- ASIC Regulatory Guide 65 guidelines.
In addition to Australian regulations, the European Union has recently launched a legal framework that aims to provide a clear definition of which investments or economic activities can be marketed as green or sustainable . The US Securities and Exchange Commission has also announced a task force to investigate compliance issues of ESG funds and identify misstatements in the ESG disclosure processes .
Recent litigations on greenwashing

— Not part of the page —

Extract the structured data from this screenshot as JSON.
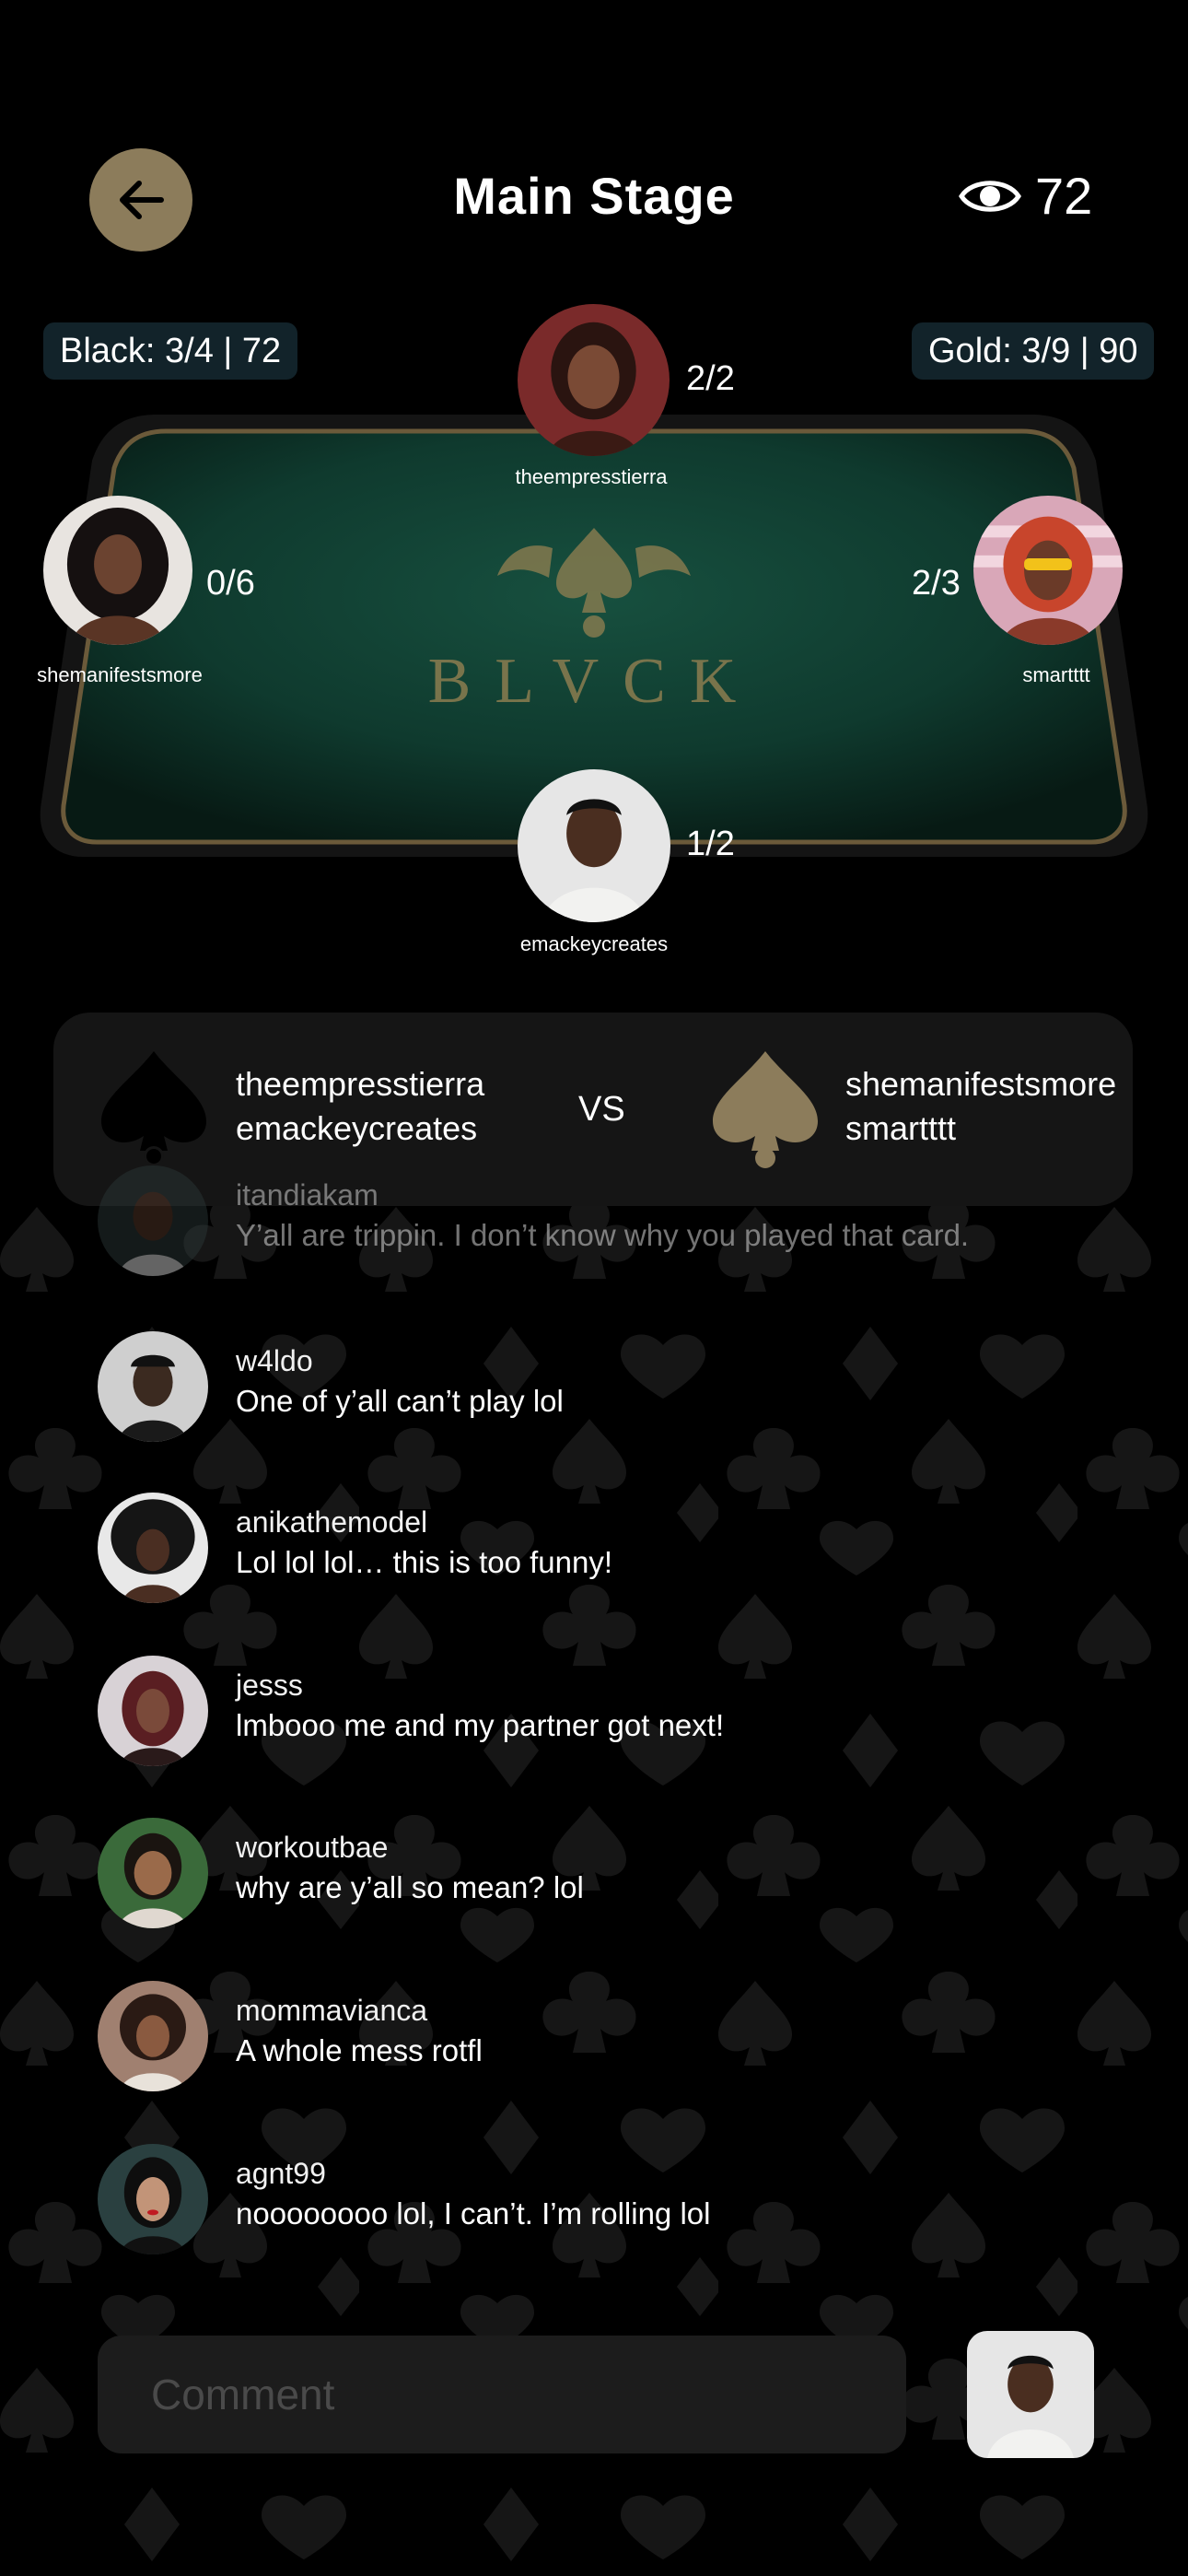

In August 2022, the first-ever court case that challenges the veracity of a company’s net zero emission target, as well as the first that raises the concern of climate greenwashing against the oil and gas industry, was brought in Australia. The Environmental Defenders Office is acting on behalf of the Australasian Centre for Corporate Responsibility (ACCR), a Santos shareholder, to challenge the company’s claims of ‘clean’ gas and a ‘credible’ decarbonisation pathway to achieve net zero in 2040 . Santos is an Australia-based oil and gas company responsible for approximately 7.74 million tonnes of CO2 equivalent emissions from its direct operations, with the end-use of the natural gas it supplied emitting an additional 28.6 million tonnes of CO2 equivalent between 2019 and 2020. ACCR claims that Santos’ 2020 Annual Report constitutes misleading or deceptive statements under the Corporations Act 2001 (Cth) and the Australian Consumer Law. Santos’ 2020 Annual Report suggests that the company’s natural gas with carbon capture and storage (CCS) is a source of clean energy. However, ACCR counters that this technology will still increase Santos’ overall carbon emission, since it is not practical or commercially viable for Santos to capture all the emissions using carbon capture technology. Moreover, Santos allegedly failed to disclose in its net zero plan that the company does not consider expected production and emission growth from oil and gas exploration opportunities after 2025. Despite all the uncertainties, Santos claimed itself to be a ‘clean energy’ provider in its 2020 Annual Report. Greenwashing litigation has also been brought against organisations in the banking and fashion sectors. For instance, in May 2022, Deutsche Bank and its funds subsidiary DWS were raided due to greenwashing allegations against DWS, which manages 928 billion euros in assets. Prosecutors say that they have gathered sufficient factual evidence that DWS has not considered ESG factors in many investments, contrary to statements in DWS’ fund sales prospectuses. In the fashion industry, the second-largest global fast fashion retailer H&M is facing a class action lawsuit over its environmental promise being deceiving or simply false. An independent investigation showed environmental scorecards for its clothing that were misleading and, in several cases, entirely false. While H&M utilised the Higg Index scores for its products, it was found to be ignoring the negative signs in the scores and thus reporting positive values when they should have been negative . The class action filed in the federal court in New York accused H&M of misrepresenting “the nature of its products, at the expense of consumers who pay a price premium in the belief that they are buying truly sustainable and environmentally friendly clothing”. The lawsuit also challenges H&M’s claims on the legitimacy of its ‘conscious choice’ collection and argues that the company’s recycling program is misleading.